(set in /etc/default/man)
by setting the environment variable
to the name of another paging program.
The pager defined by -p overrides both of these.
Specify the manual page section name (section) to be used
(the first argument after the options will be treated as section
The man command first checks whether
multiple section names (delimited by the ``:'' character)
or sections 1 to 8 are specified.
If not, man matches this argument with the
existing man section names in the /etc/default/manSection file.
If it finds a match, man
treats this argument as a section name,
otherwise it treats it as a man page title.
Passes the unprocessed manual page to proc
(where proc is
or any other command script in /usr/ucb).
When used with -, -t troff
results in the manual page being filtered as a PostScript file
and sent to the printer.
Specifies the terminal type
man formats the entry and passes the given term
value to the processing program, then prints it on the standard output
(usually, the terminal).
Prints only the pathnames of the entries.
Default man settings
file contains the default settings for man.
To select a different paging system, search path, terminal type,
search order, mode, and processor for the man system,
change the information in this file.
The following variables are set in /etc/default/man:
Changes or augments the default path that man searches
man looks for the specified manual page title
in the section directories in the order specified by
Multiple directories set with this variable must be delimited by
colon characters (``:'').
If the MANPATH environment variable is present,
the directories are searched in the order that they appear.
The entry ``docview'' must appear in the MANPATH list
to be included in the search path.
Alternate subdirectories are expected to have the same hierarchical
structure as the default directories under /usr/man.
If the man page is not found in the directories specified by
MANPATH, man returns an error.
The -M option overrides this value.
Specifies the TCP port number for the remote manual page server
(normally set to 8458).
Defines the name of the host machine that is serving manual pages using
If set to localhost (the default), man
connects to the DocView server on the local system
and searches for the pages locally.
If MANSERVER specifies a remote manual page server,
man opens a remote socket connection to the
DocView server on the remote system.
If set to ALL, displays all matching manual pages.
If set to FIRST, displays only the first matching title.
The -a and -F options override this value.
Specifies the order in which to search the manual page sections
for a specified manual page title if a
section is not also specified.
To change the search order for manual page sections, edit the list.
Be certain the section names are separated with colons (``:'').
Section names not specified in ORDER are searched in
arbitrary order after those specified.
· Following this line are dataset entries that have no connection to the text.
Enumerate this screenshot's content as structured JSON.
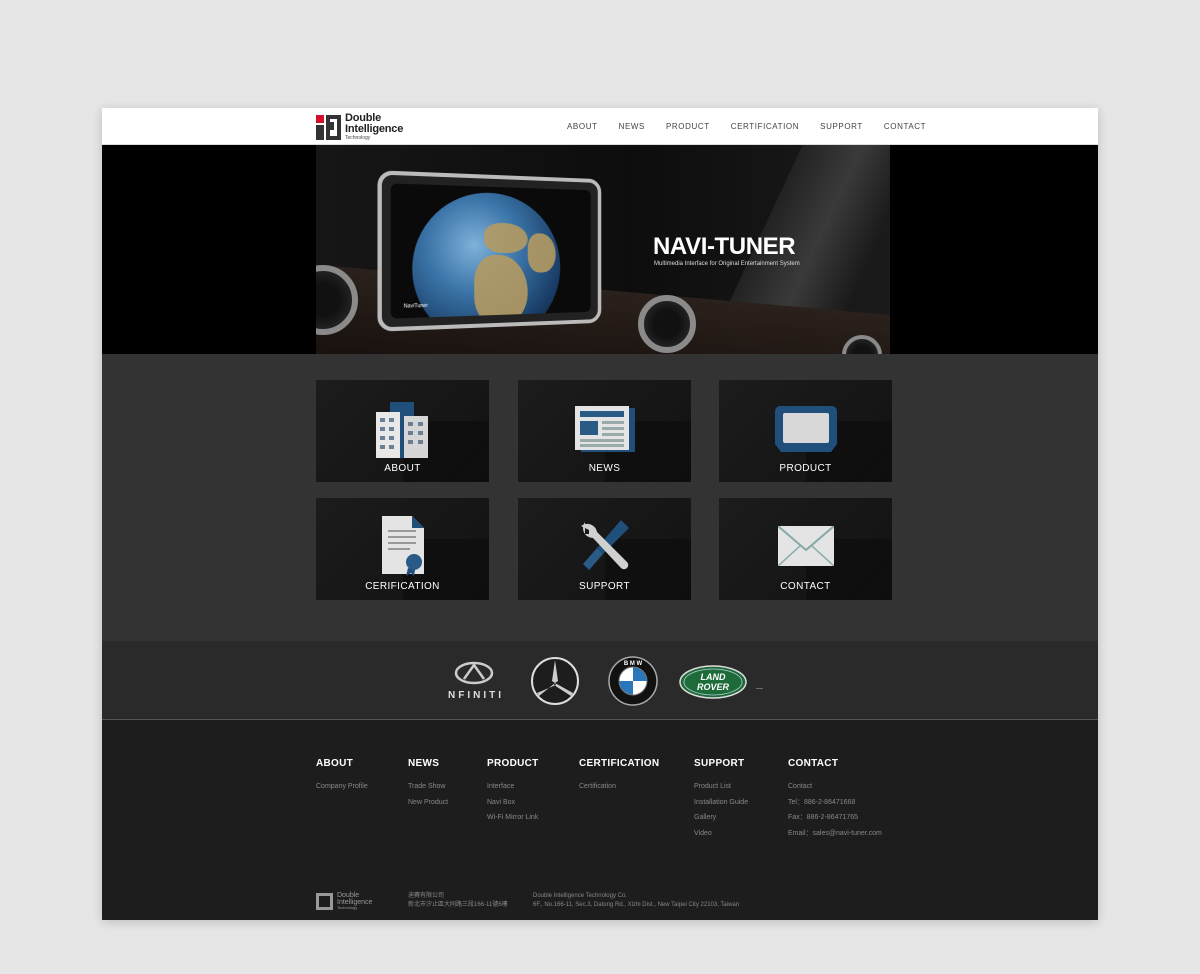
{
  "header": {
    "logo": {
      "line1": "Double",
      "line2": "Intelligence",
      "line3": "Technology"
    },
    "nav": [
      "ABOUT",
      "NEWS",
      "PRODUCT",
      "CERTIFICATION",
      "SUPPORT",
      "CONTACT"
    ]
  },
  "hero": {
    "title": "NAVI-TUNER",
    "subtitle": "Multimedia Interface for Original Entertainment System",
    "screen_label": "NaviTuner"
  },
  "tiles": [
    {
      "label": "ABOUT",
      "icon": "building-icon"
    },
    {
      "label": "NEWS",
      "icon": "newspaper-icon"
    },
    {
      "label": "PRODUCT",
      "icon": "monitor-icon"
    },
    {
      "label": "CERIFICATION",
      "icon": "certificate-icon"
    },
    {
      "label": "SUPPORT",
      "icon": "tools-icon"
    },
    {
      "label": "CONTACT",
      "icon": "envelope-icon"
    }
  ],
  "brands": {
    "infiniti": "NFINITI",
    "bmw": "B M W",
    "landrover_1": "LAND",
    "landrover_2": "ROVER",
    "trailing_mark": "—"
  },
  "footer": {
    "columns": [
      {
        "title": "ABOUT",
        "links": [
          "Company Profile"
        ]
      },
      {
        "title": "NEWS",
        "links": [
          "Trade Show",
          "New Product"
        ]
      },
      {
        "title": "PRODUCT",
        "links": [
          "Interface",
          "Navi Box",
          "Wi-Fi Mirror Link"
        ]
      },
      {
        "title": "CERTIFICATION",
        "links": [
          "Certification"
        ]
      },
      {
        "title": "SUPPORT",
        "links": [
          "Product List",
          "Installation Guide",
          "Gallery",
          "Video"
        ]
      },
      {
        "title": "CONTACT",
        "links": [
          "Contact",
          "Tel：886-2-86471668",
          "Fax：886-2-86471765",
          "Email：sales@navi-tuner.com"
        ]
      }
    ],
    "logo": {
      "line1": "Double",
      "line2": "Intelligence",
      "line3": "Technology"
    },
    "cn_line1": "迪賽有限公司",
    "cn_line2": "新北市汐止區大同路三段166-11號6樓",
    "en_line1": "Double Intelligence Technology Co.",
    "en_line2": "6F., No.166-11, Sec.3, Datong Rd., Xizhi Dist., New Taipei City 22103, Taiwan"
  },
  "colors": {
    "accent_blue": "#1f4f7a",
    "tile_bg": "#161616",
    "section_bg": "#333333"
  }
}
Specifies the paging program to use to deliver
the output of man to the screen.
If not set, man uses more -s.
The -p option overrides this value.
Specifies the name of the formatter to use by default when the
-t flag is given.
Specifies the terminal type on which output is to be printed.
The -T option overrides this value.
If set, the following environment variables override the default values
defined in /etc/default/man:
``Default man settings''
for the definitions of these variables.
file containing the default settings for man
root of the standard manual page directory subtree
master merged keyword database used by man
standard -man macro package
special character definitions for
language-specific message file (see LANG in
The entries in some equations and tables might be either
lost or approximated if they cannot be reproduced exactly online.
Some dumb terminals cannot process the vertical motions
produced by the -e (or -f) flag
To prevent garbled output on these terminals,
when you use -e, also use -c to invoke
This workaround has the disadvantage of eliminating superscripts and
subscripts -- even on those terminals that can display them.
If a terminal gets confused by eqn output,
use <Ctrl>q to clear the terminal.
© 2004 The SCO Group, Inc. All rights reserved.
UnixWare 7 Release 7.1.4 - 25 April 2004